▶ RECORDS PROVIDED
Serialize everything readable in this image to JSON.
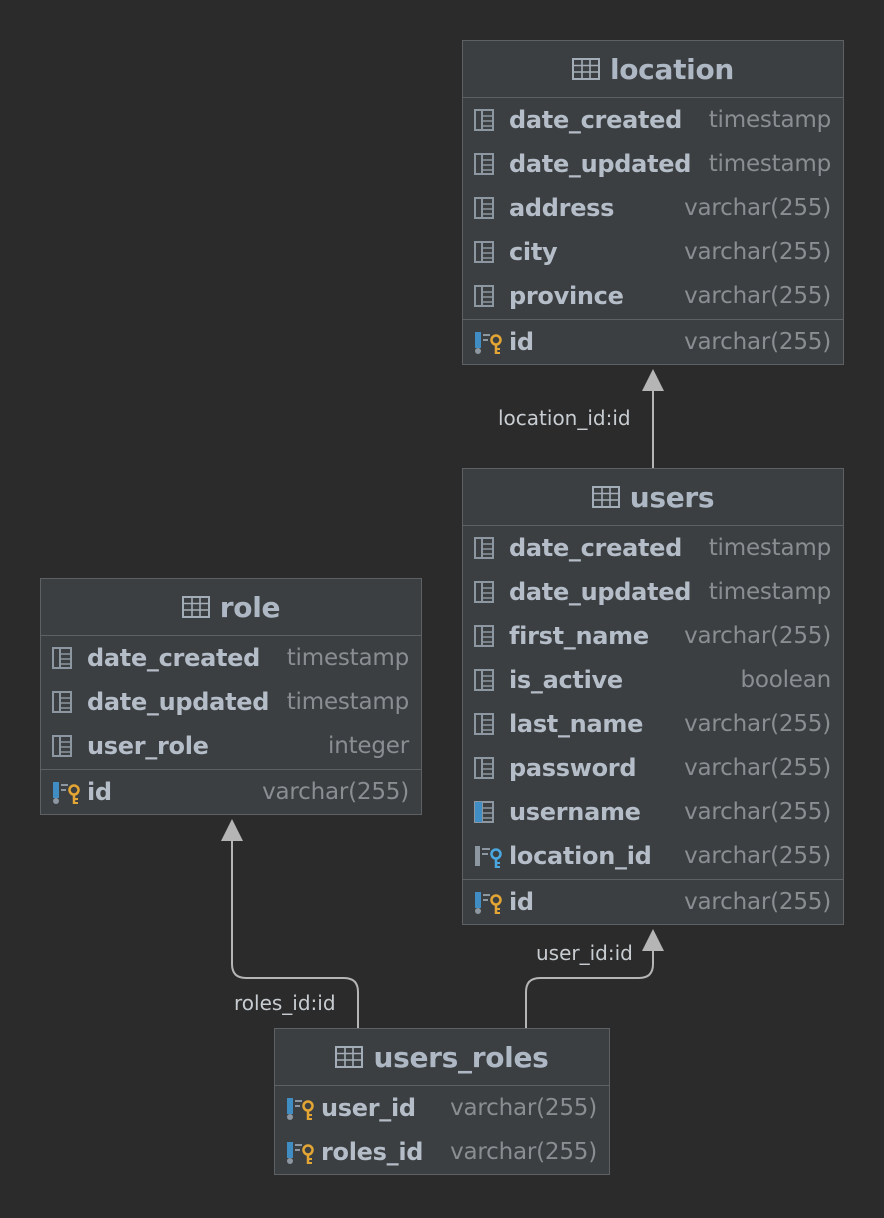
{
  "colors": {
    "background": "#2b2b2b",
    "table_bg": "#3c3f41",
    "border": "#5e6163",
    "key_gold": "#e3a534",
    "key_blue": "#4aa8e0",
    "edge": "#b5b5b5"
  },
  "tables": {
    "location": {
      "name": "location",
      "columns": [
        {
          "name": "date_created",
          "type": "timestamp",
          "icon": "column-icon"
        },
        {
          "name": "date_updated",
          "type": "timestamp",
          "icon": "column-icon"
        },
        {
          "name": "address",
          "type": "varchar(255)",
          "icon": "column-icon"
        },
        {
          "name": "city",
          "type": "varchar(255)",
          "icon": "column-icon"
        },
        {
          "name": "province",
          "type": "varchar(255)",
          "icon": "column-icon"
        }
      ],
      "pk": {
        "name": "id",
        "type": "varchar(255)",
        "icon": "primary-key-icon"
      }
    },
    "users": {
      "name": "users",
      "columns": [
        {
          "name": "date_created",
          "type": "timestamp",
          "icon": "column-icon"
        },
        {
          "name": "date_updated",
          "type": "timestamp",
          "icon": "column-icon"
        },
        {
          "name": "first_name",
          "type": "varchar(255)",
          "icon": "column-icon"
        },
        {
          "name": "is_active",
          "type": "boolean",
          "icon": "column-icon"
        },
        {
          "name": "last_name",
          "type": "varchar(255)",
          "icon": "column-icon"
        },
        {
          "name": "password",
          "type": "varchar(255)",
          "icon": "column-icon"
        },
        {
          "name": "username",
          "type": "varchar(255)",
          "icon": "unique-column-icon"
        },
        {
          "name": "location_id",
          "type": "varchar(255)",
          "icon": "foreign-key-icon"
        }
      ],
      "pk": {
        "name": "id",
        "type": "varchar(255)",
        "icon": "primary-key-icon"
      }
    },
    "role": {
      "name": "role",
      "columns": [
        {
          "name": "date_created",
          "type": "timestamp",
          "icon": "column-icon"
        },
        {
          "name": "date_updated",
          "type": "timestamp",
          "icon": "column-icon"
        },
        {
          "name": "user_role",
          "type": "integer",
          "icon": "column-icon"
        }
      ],
      "pk": {
        "name": "id",
        "type": "varchar(255)",
        "icon": "primary-key-icon"
      }
    },
    "users_roles": {
      "name": "users_roles",
      "columns": [
        {
          "name": "user_id",
          "type": "varchar(255)",
          "icon": "primary-foreign-key-icon"
        },
        {
          "name": "roles_id",
          "type": "varchar(255)",
          "icon": "primary-foreign-key-icon"
        }
      ]
    }
  },
  "edges": {
    "users_location": "location_id:id",
    "users_roles_role": "roles_id:id",
    "users_roles_users": "user_id:id"
  }
}
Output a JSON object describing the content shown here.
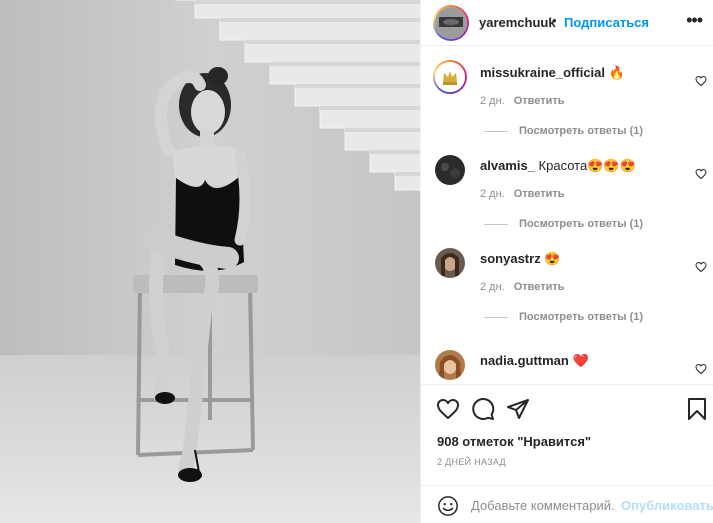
{
  "photo": {
    "alt": ""
  },
  "header": {
    "username": "yaremchuuk",
    "separator": "•",
    "follow_label": "Подписаться",
    "more_icon": "more-horizontal-icon"
  },
  "comments": [
    {
      "user": "missukraine_official",
      "text": " 🔥",
      "time": "2 дн.",
      "reply_label": "Ответить",
      "replies_label": "Посмотреть ответы (1)"
    },
    {
      "user": "alvamis_",
      "text": " Красота😍😍😍",
      "time": "2 дн.",
      "reply_label": "Ответить",
      "replies_label": "Посмотреть ответы (1)"
    },
    {
      "user": "sonyastrz",
      "text": " 😍",
      "time": "2 дн.",
      "reply_label": "Ответить",
      "replies_label": "Посмотреть ответы (1)"
    },
    {
      "user": "nadia.guttman",
      "text": " ❤️",
      "time": "",
      "reply_label": "",
      "replies_label": ""
    }
  ],
  "actions": {
    "like_icon": "heart-icon",
    "comment_icon": "comment-icon",
    "share_icon": "send-icon",
    "save_icon": "bookmark-icon"
  },
  "likes_text": "908 отметок \"Нравится\"",
  "date_text": "2 ДНЕЙ НАЗАД",
  "add_comment": {
    "placeholder": "Добавьте комментарий...",
    "publish_label": "Опубликовать"
  },
  "colors": {
    "accent": "#0095f6",
    "muted": "#8e8e8e",
    "publish_disabled": "#b2dffc"
  }
}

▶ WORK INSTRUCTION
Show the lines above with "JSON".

▶ ANSWER FOR THIS EXERCISE
Serialize everything readable in this image to JSON.
Output a JSON object describing the content shown here.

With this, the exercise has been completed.